BCN rethink may harm execution quality, says industry

Market participants are worried the forced categorisation of broker crossing networks into existing trading venue categories could diminish execution quality, after an MEP revealed that a new venue regime in MiFID II may not cover equities.

By Anish Puaar February 22, 2012 10:40 AM GMT

Market participants are worried the forced categorisation of broker crossing networks (BCNs) into existing trading venue categories could diminish execution quality, after an MEP revealed that a new venue regime in MiFID II may not cover equities.

Speaking to last week, Markus Ferber MEP said the organised trading facility (OTF) category, introduced by the European Commission in its October draft of MiFID II, could now be limited to non equity instruments.

This would mean BCNs, currently classified as over-the-counter trading under MiFID, may be forced to become multilateral trading facilities (MTFs) or systematic internalisers (SI) under a revised directive.

Buy-side traders are unhappy at the impact this could have on execution performance, arguing broker control over BCN orders helps limit information leakage and improve execution quality.

“There is a risk the MiFID proposals will leave buy-side traders with no flexibility when it comes to choice of trading venue,” Sören Steinert, associate director, equities at Germany-based Quoniam Asset Management, told “If choice is restricted to MTFs or SIs, this will be a disadvantage for me.”

If brokers were forced to turn into MTFs, they would lose the ability to decide who can access their BCN, how trades are matched and would have to publish prices on a pre-trade basis unless obtaining a MiFID-defined waiver.

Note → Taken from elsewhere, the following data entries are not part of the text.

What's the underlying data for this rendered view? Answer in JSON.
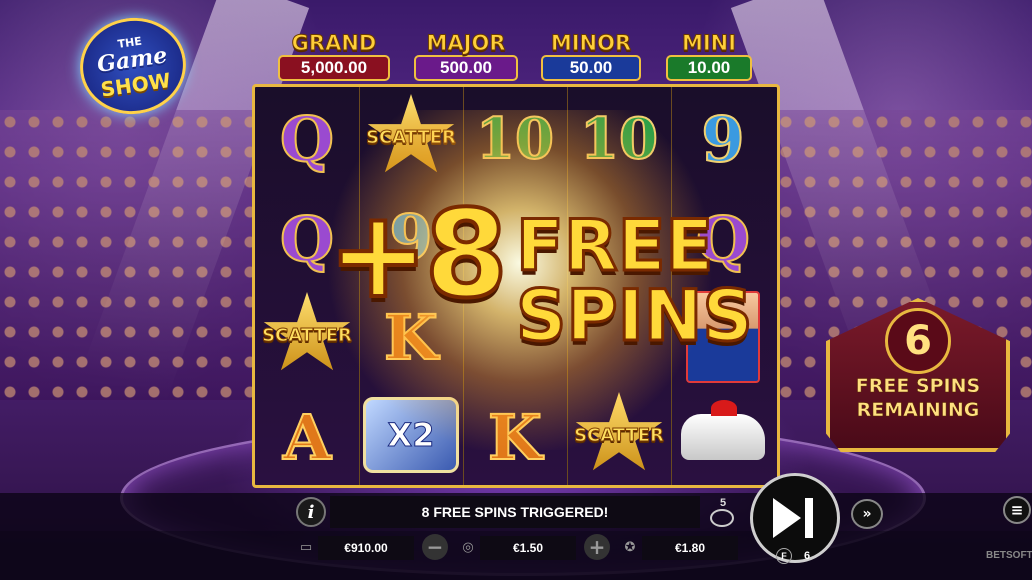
{
  "logo": {
    "line1": "THE",
    "line2": "Game",
    "line3": "SHOW"
  },
  "jackpots": [
    {
      "name": "GRAND",
      "value": "5,000.00",
      "color": "#8a1020"
    },
    {
      "name": "MAJOR",
      "value": "500.00",
      "color": "#6a1a8a"
    },
    {
      "name": "MINOR",
      "value": "50.00",
      "color": "#1a3a9a"
    },
    {
      "name": "MINI",
      "value": "10.00",
      "color": "#1a7a2a"
    }
  ],
  "reels": {
    "scatter_label": "SCATTER",
    "multiplier_label": "X2",
    "symbols": [
      [
        "Q",
        "Q",
        "scatter",
        "A"
      ],
      [
        "scatter",
        "9",
        "K",
        "x2"
      ],
      [
        "10",
        "",
        "",
        "K"
      ],
      [
        "10",
        "",
        "",
        "scatter"
      ],
      [
        "9",
        "Q",
        "host",
        "car"
      ]
    ]
  },
  "overlay": {
    "plus": "+8",
    "line1": "FREE",
    "line2": "SPINS"
  },
  "remaining": {
    "count": "6",
    "line1": "FREE SPINS",
    "line2": "REMAINING"
  },
  "bottom": {
    "message": "8 FREE SPINS TRIGGERED!",
    "balance": "€910.00",
    "bet": "€1.50",
    "win": "€1.80",
    "autoplay_count": "5",
    "free_spins_count": "6",
    "free_spins_badge": "F",
    "brand": "BETSOFT",
    "info_label": "i"
  },
  "colors": {
    "gold": "#e8b840",
    "text_gold": "#ffd93a",
    "bg": "#3a1a6a"
  }
}
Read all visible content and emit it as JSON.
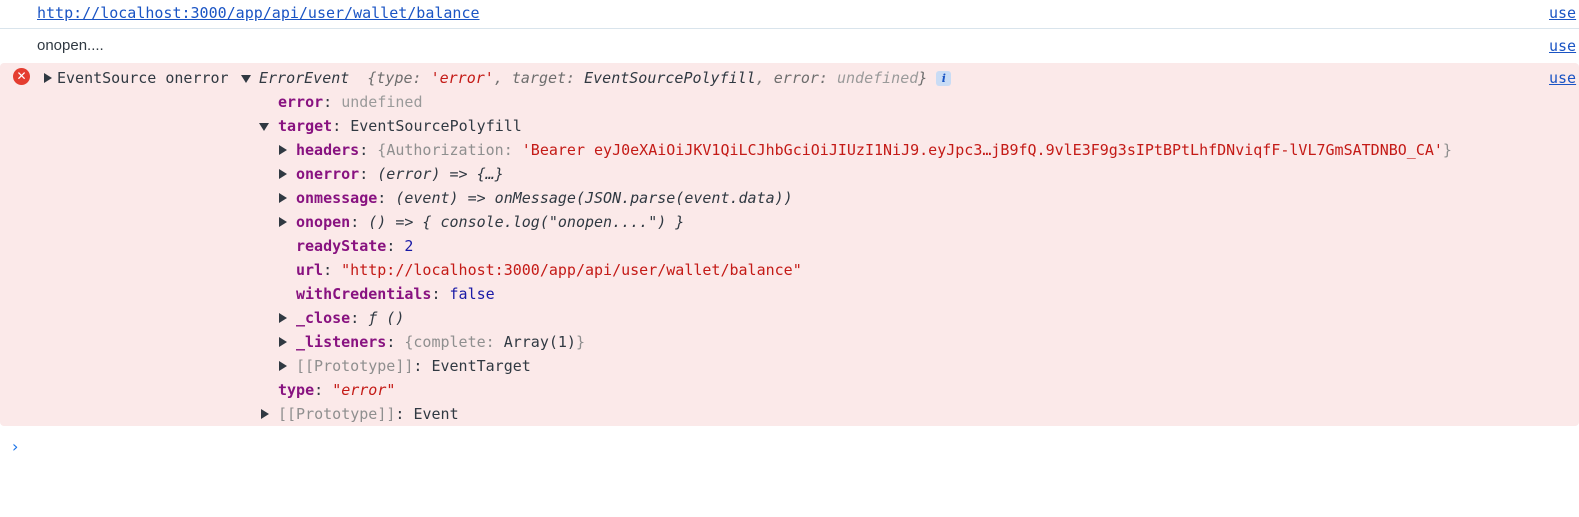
{
  "messages": [
    {
      "kind": "log-link",
      "text": "http://localhost:3000/app/api/user/wallet/balance",
      "source": "use"
    },
    {
      "kind": "log",
      "text": "onopen....",
      "source": "use"
    }
  ],
  "error_message": {
    "source": "use",
    "label": "EventSource onerror",
    "object_type": "ErrorEvent",
    "preview": {
      "open": "{type: ",
      "type_value": "'error'",
      "sep1": ", target: ",
      "target_value": "EventSourcePolyfill",
      "sep2": ", error: ",
      "error_value": "undefined",
      "close": "}"
    },
    "info_badge": "i",
    "props": {
      "error_key": "error",
      "error_value": "undefined",
      "target_key": "target",
      "target_value": "EventSourcePolyfill",
      "type_key": "type",
      "type_value": "\"error\"",
      "prototype_key": "[[Prototype]]",
      "prototype_value": "Event"
    },
    "target_props": {
      "headers_key": "headers",
      "headers_open": "{",
      "headers_auth_key": "Authorization",
      "headers_auth_value": "'Bearer eyJ0eXAiOiJKV1QiLCJhbGciOiJIUzI1NiJ9.eyJpc3…jB9fQ.9vlE3F9g3sIPtBPtLhfDNviqfF-lVL7GmSATDNBO_CA'",
      "headers_close": "}",
      "onerror_key": "onerror",
      "onerror_value": "(error) => {…}",
      "onmessage_key": "onmessage",
      "onmessage_value": "(event) => onMessage(JSON.parse(event.data))",
      "onopen_key": "onopen",
      "onopen_value": "() => { console.log(\"onopen....\") }",
      "readyState_key": "readyState",
      "readyState_value": "2",
      "url_key": "url",
      "url_value": "\"http://localhost:3000/app/api/user/wallet/balance\"",
      "withCredentials_key": "withCredentials",
      "withCredentials_value": "false",
      "close_key": "_close",
      "close_value": "ƒ ()",
      "listeners_key": "_listeners",
      "listeners_open": "{",
      "listeners_inner_key": "complete",
      "listeners_inner_value": "Array(1)",
      "listeners_close": "}",
      "prototype_key": "[[Prototype]]",
      "prototype_value": "EventTarget"
    }
  },
  "prompt_symbol": "›",
  "icons": {
    "error": "error-circle-icon",
    "expand_collapsed": "triangle-right-icon",
    "expand_open": "triangle-down-icon",
    "prompt": "chevron-right-icon"
  },
  "colors": {
    "error_background": "#fbe9e9",
    "error_icon": "#e43d30",
    "link": "#1a54c4",
    "property_key": "#881280",
    "string": "#c41a16",
    "number": "#1a1aa6",
    "prompt": "#1a73e8"
  }
}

The waivers – currently used by all dark MTFs – require trading venues to match orders at the mid-point or trade above a certain size in order to forego pre-trade price obligations. Many BCNs match orders of all sizes at any point within the bid-offer spread.

A systematic internaliser can include trades which use proprietary capital but MiFID II will prohibit them from matching two client orders. SIs will also be required to publish quotes that are below ‘standard market size’.

OTFs welcomed 

Brokers had welcomed the Commission's apparent recognition of the nuances of BCNs and their categorisation as an OTF.

“The OTF regime as it stands allows us to preserve a degree of discretion on how we handle order flow, which is one of the most important jobs we have vis-à-vis our clients,” said Chris Marsh, head of Advanced Execution Services, Europe at Credit Suisse.

“While the OTF definition needs work, it brings a formally recognised vehicle that enables BCNs to be regulated more transparently,” added Tim Wildenberg, head of European electronic trading, Citi. “OTFs sit nicely between MTFs and SIs, and will help to provide more visibility into this part of the market.”

But both the buy- and sell-side have reservations over the proposed structure of the OTF regime – in particular its ban on proprietary trading, which some observers note is impractical for BCN activity.

“There appears to be an assumption that if you are trading on principal, you are trading on your own interests,” said Wildenberg. “However, many brokers book all client flow as principal because that’s what clients demand. The discretion afforded to BCNs means they are currently not required to show client flow to the wider market, thereby allowing brokers to work in their clients’ best interest.”

Steinert noted that BCN fills information he receives from brokers shows many trades are matched against flow from prop desks, or risk trades being unwound.

“The current structure governing broker dark pools does not need to be adjusted,” he said.

Marsh said Credit Suisse had been working with sell-side trade body, the Association for Financial Markets in Europe, to devise a more detailed definition of the type of proprietary trading that would not be allowed in an OTF.

Some exchanges have long opposed the ability of brokers to match flow internally, arguing BCNs effectively perform the same function as a regulated market or MTF, just under a lighter regulatory regime. 

But exchanges also believe the OTF regime does not adequately solve this problem.

“The current proposal allows OTFs to discriminate in terms of access and also allows operators to give better deals to some of their clients – such as non-discretionary execution,” said Judith Hardt, secretary general of bourse trade body the Federation of European Securities Exchanges. “We are therefore worried that this will impact investors’ protection and market fairness.”

The next meeting of the European Parliament’s Economic and Monetary Affairs Committee on MiFID II is scheduled after the Easter break. During this meeting, Ferber is expected to table a series of amendments to the European Commission’s draft proposals. Implementation of MiFID II is expected to start by 2014 at the earliest.